■ **Problem statement**: Every line below that holds "group" must be copied.

■ **Available data**:
- - -
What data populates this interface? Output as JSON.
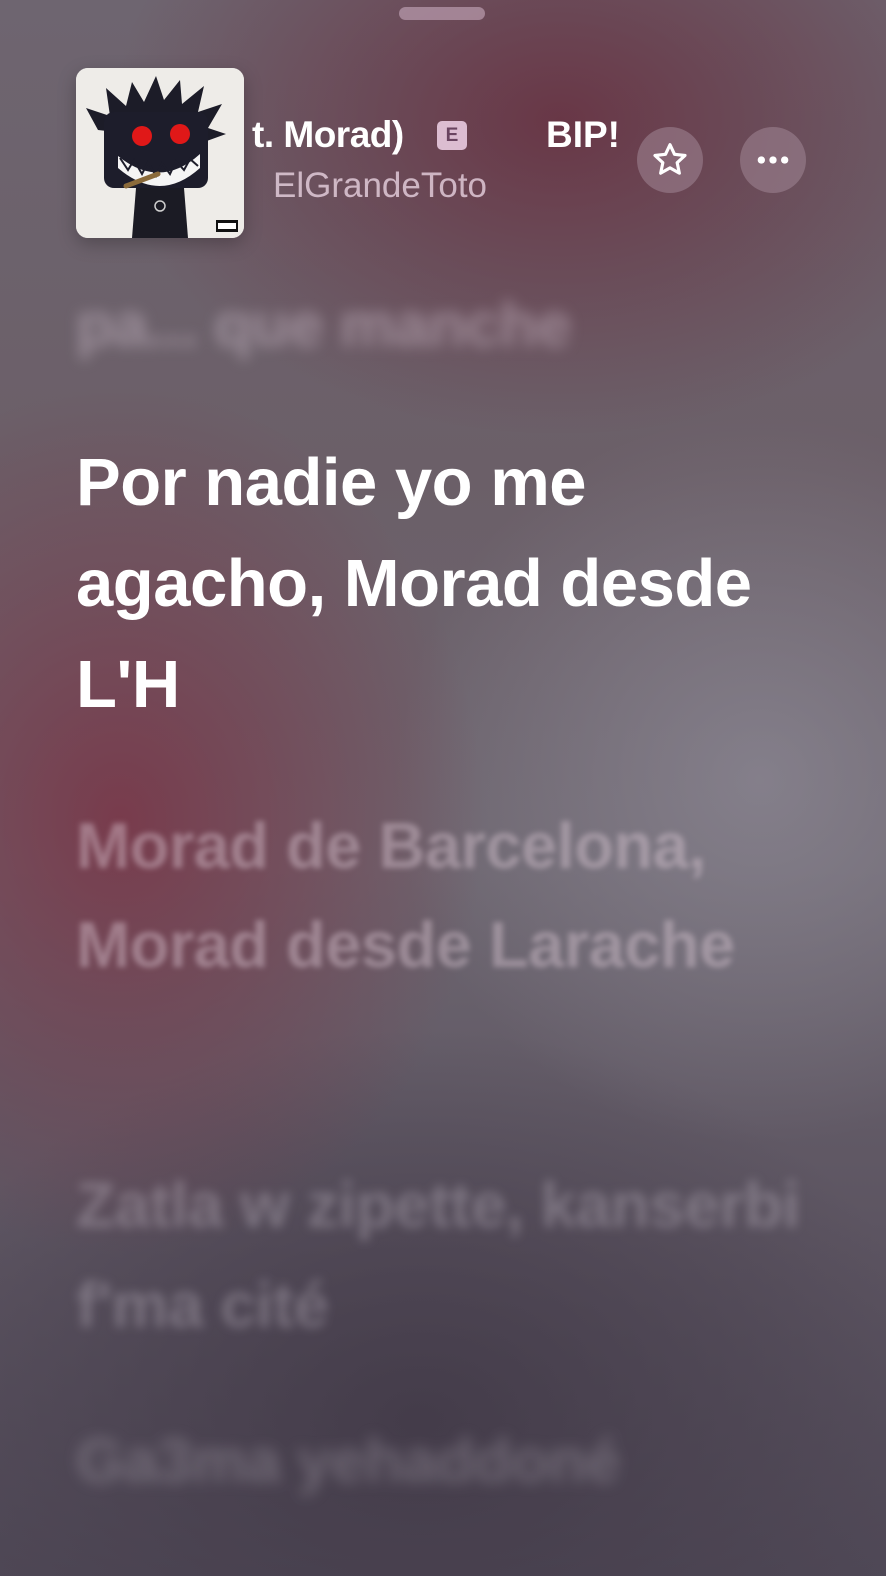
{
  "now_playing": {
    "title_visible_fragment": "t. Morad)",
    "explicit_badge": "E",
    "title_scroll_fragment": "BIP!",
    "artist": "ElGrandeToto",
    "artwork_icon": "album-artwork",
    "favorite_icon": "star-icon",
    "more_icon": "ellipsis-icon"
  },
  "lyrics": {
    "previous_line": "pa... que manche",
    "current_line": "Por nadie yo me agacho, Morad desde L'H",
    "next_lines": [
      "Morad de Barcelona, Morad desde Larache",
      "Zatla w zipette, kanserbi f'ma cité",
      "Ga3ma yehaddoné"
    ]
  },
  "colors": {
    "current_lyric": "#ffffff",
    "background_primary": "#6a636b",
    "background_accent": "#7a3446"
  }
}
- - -
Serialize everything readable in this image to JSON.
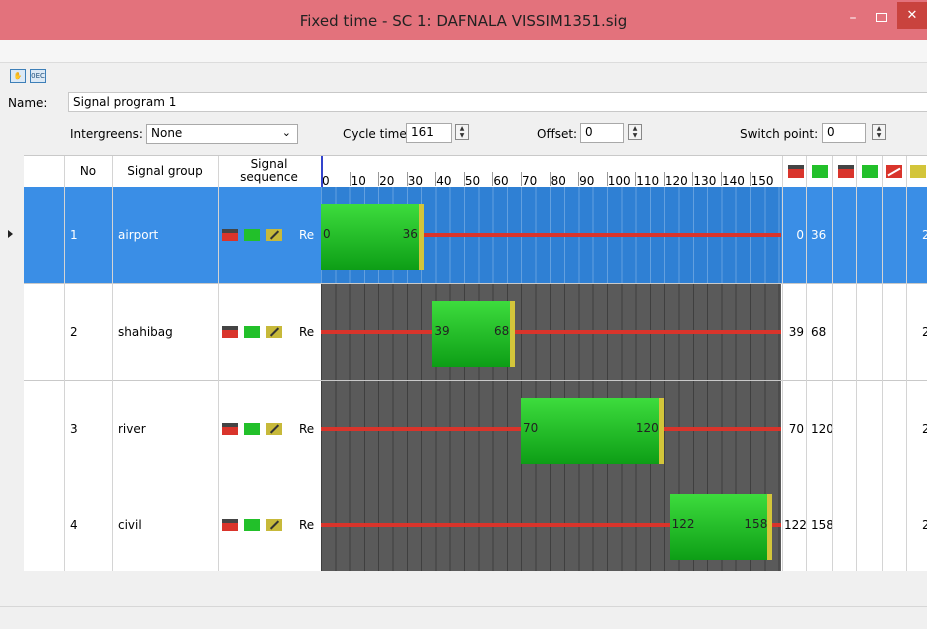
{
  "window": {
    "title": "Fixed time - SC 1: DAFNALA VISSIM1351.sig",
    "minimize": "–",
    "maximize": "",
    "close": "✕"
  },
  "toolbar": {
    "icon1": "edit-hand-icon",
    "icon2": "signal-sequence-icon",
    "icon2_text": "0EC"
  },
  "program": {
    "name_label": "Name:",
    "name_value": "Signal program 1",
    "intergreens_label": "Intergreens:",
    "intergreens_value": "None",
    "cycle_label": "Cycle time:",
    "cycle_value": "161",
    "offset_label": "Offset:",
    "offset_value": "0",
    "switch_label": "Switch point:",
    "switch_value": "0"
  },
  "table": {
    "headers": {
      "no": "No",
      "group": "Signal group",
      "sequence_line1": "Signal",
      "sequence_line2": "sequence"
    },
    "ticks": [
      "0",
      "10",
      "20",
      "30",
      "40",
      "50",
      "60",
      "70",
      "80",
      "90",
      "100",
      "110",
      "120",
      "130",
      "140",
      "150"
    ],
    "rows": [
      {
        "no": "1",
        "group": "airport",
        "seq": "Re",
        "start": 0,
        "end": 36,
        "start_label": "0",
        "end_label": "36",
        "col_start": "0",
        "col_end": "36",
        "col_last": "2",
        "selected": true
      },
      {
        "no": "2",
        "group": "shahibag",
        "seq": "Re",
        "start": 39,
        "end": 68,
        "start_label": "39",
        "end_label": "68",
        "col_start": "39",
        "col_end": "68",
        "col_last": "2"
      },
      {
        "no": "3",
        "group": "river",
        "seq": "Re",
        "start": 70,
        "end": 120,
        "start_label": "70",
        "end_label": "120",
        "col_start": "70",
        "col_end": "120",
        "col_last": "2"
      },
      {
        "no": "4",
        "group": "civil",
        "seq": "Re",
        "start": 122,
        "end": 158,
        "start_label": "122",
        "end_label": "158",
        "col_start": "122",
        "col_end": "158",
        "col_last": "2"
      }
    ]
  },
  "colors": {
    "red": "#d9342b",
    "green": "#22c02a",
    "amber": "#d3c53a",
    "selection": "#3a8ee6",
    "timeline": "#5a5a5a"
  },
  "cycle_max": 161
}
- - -
■ **Solution**:
      "group": "Signal group",
        "group": "airport",
        "group": "shahibag",
        "group": "river",
        "group": "civil",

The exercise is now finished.